This weeks Designer Spotlight focuses on Karl Sims,
an artist and software developer based in Massachusetts.
Tell us a little bit about yourself: Who are you? Where are you located?
I’m a digital media artist and visual effects software developer in Cambridge, Massachusetts.
What’s the story behind your designs?
I’ve been developing software to explore interactive effects, visualize mathematics, and experiment with image processing. I recently modified this to also allow the generation of 3D shapes, so I can enter a mathematical description or a short program and it will output an object file which can then be 3D printed. (Arbitrary density and color functions of xyz coordinates are converted into a mesh of polygons.) This is an unusual way of designing 3D models because no CAD modeling system is involved, just software and equations, but it has been very efficient for creating certain new types of models.
What inspires you?
I’m inspired by biological and mathematical patterns and processes. I enjoy creating things that have an organic feel to them, even though they’re made by digital simulation. In the “Mosaic Egg” series I explored icosahedral symmetry and spherical cellular patterns. The bracelets incorporated various sinusoid, helix, and Voronoi shapes. I’ve also been experimenting with fractals and reaction-diffusion systems.
What brought you to 3D printing with Shapeways?
Shapeways makes experimenting easy because I don’t need to deal with owning or managing my own printers, and it makes distribution easy because I don’t need to deal with orders or shipping.
Who are your favorite designers or artists? Who in the Shapeways community has served as an inspiration to you?
I’d have to say Bathsheba because she’s done a great job making models with mathematical beauty, some of which even have a practical use.
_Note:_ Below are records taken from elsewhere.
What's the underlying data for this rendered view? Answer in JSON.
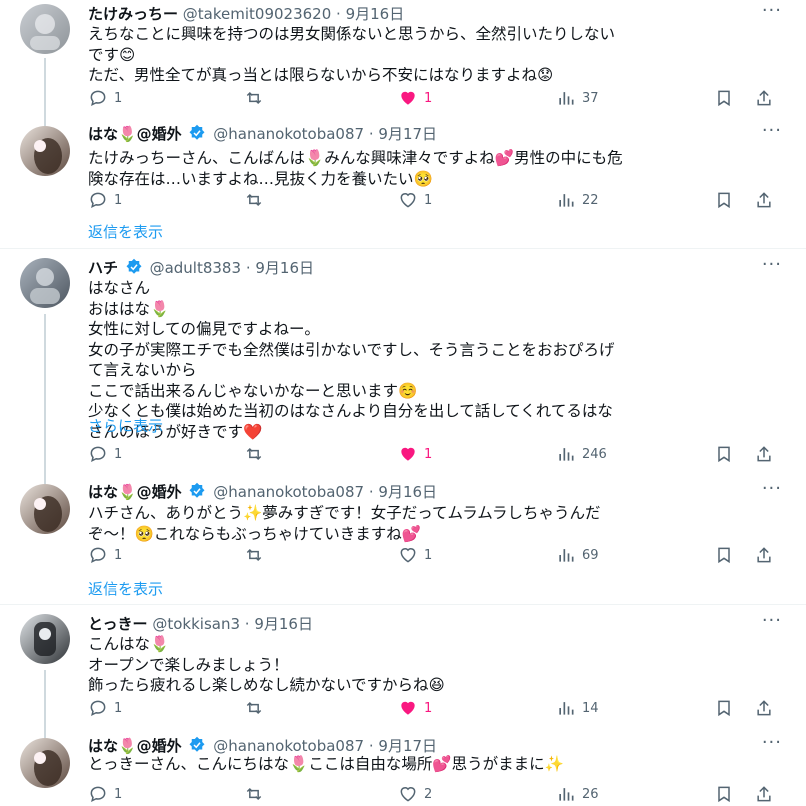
{
  "tweets": [
    {
      "name": "たけみっちー",
      "handle": "@takemit09023620",
      "date": "9月16日",
      "lines": [
        "えちなことに興味を持つのは男女関係ないと思うから、全然引いたりしない",
        "です😊",
        "ただ、男性全てが真っ当とは限らないから不安にはなりますよね😟"
      ],
      "replies": "1",
      "retweets": "",
      "likes": "1",
      "views": "37"
    },
    {
      "name": "はな🌷@婚外",
      "handle": "@hananokotoba087",
      "date": "9月17日",
      "lines": [
        "たけみっちーさん、こんばんは🌷みんな興味津々ですよね💕男性の中にも危",
        "険な存在は…いますよね…見抜く力を養いたい🥺"
      ],
      "replies": "1",
      "retweets": "",
      "likes": "1",
      "views": "22",
      "show_replies": "返信を表示"
    },
    {
      "name": "ハチ",
      "handle": "@adult8383",
      "date": "9月16日",
      "lines": [
        "はなさん",
        "おははな🌷",
        "女性に対しての偏見ですよねー。",
        "女の子が実際エチでも全然僕は引かないですし、そう言うことをおおぴろげ",
        "て言えないから",
        "ここで話出来るんじゃないかなーと思います☺️",
        "少なくとも僕は始めた当初のはなさんより自分を出して話してくれてるはな",
        "さんのほうが好きです❤️"
      ],
      "show_more": "さらに表示",
      "replies": "1",
      "retweets": "",
      "likes": "1",
      "views": "246"
    },
    {
      "name": "はな🌷@婚外",
      "handle": "@hananokotoba087",
      "date": "9月16日",
      "lines": [
        "ハチさん、ありがとう✨夢みすぎです！女子だってムラムラしちゃうんだ",
        "ぞ〜！🥺これならもぶっちゃけていきますね💕"
      ],
      "replies": "1",
      "retweets": "",
      "likes": "1",
      "views": "69",
      "show_replies": "返信を表示"
    },
    {
      "name": "とっきー",
      "handle": "@tokkisan3",
      "date": "9月16日",
      "lines": [
        "こんはな🌷",
        "オープンで楽しみましょう！",
        "飾ったら疲れるし楽しめなし続かないですからね😆"
      ],
      "replies": "1",
      "retweets": "",
      "likes": "1",
      "views": "14"
    },
    {
      "name": "はな🌷@婚外",
      "handle": "@hananokotoba087",
      "date": "9月17日",
      "lines": [
        "とっきーさん、こんにちはな🌷ここは自由な場所💕思うがままに✨"
      ],
      "replies": "1",
      "retweets": "",
      "likes": "2",
      "views": "26"
    }
  ],
  "colors": {
    "accent": "#1d9bf0",
    "like": "#f91880",
    "muted": "#536471"
  }
}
The Strandbeests also seem like good fun.
If you weren’t limited by current technologies, what would you want to make using 3D printing?
Giant sculptures, play structures, and even houses!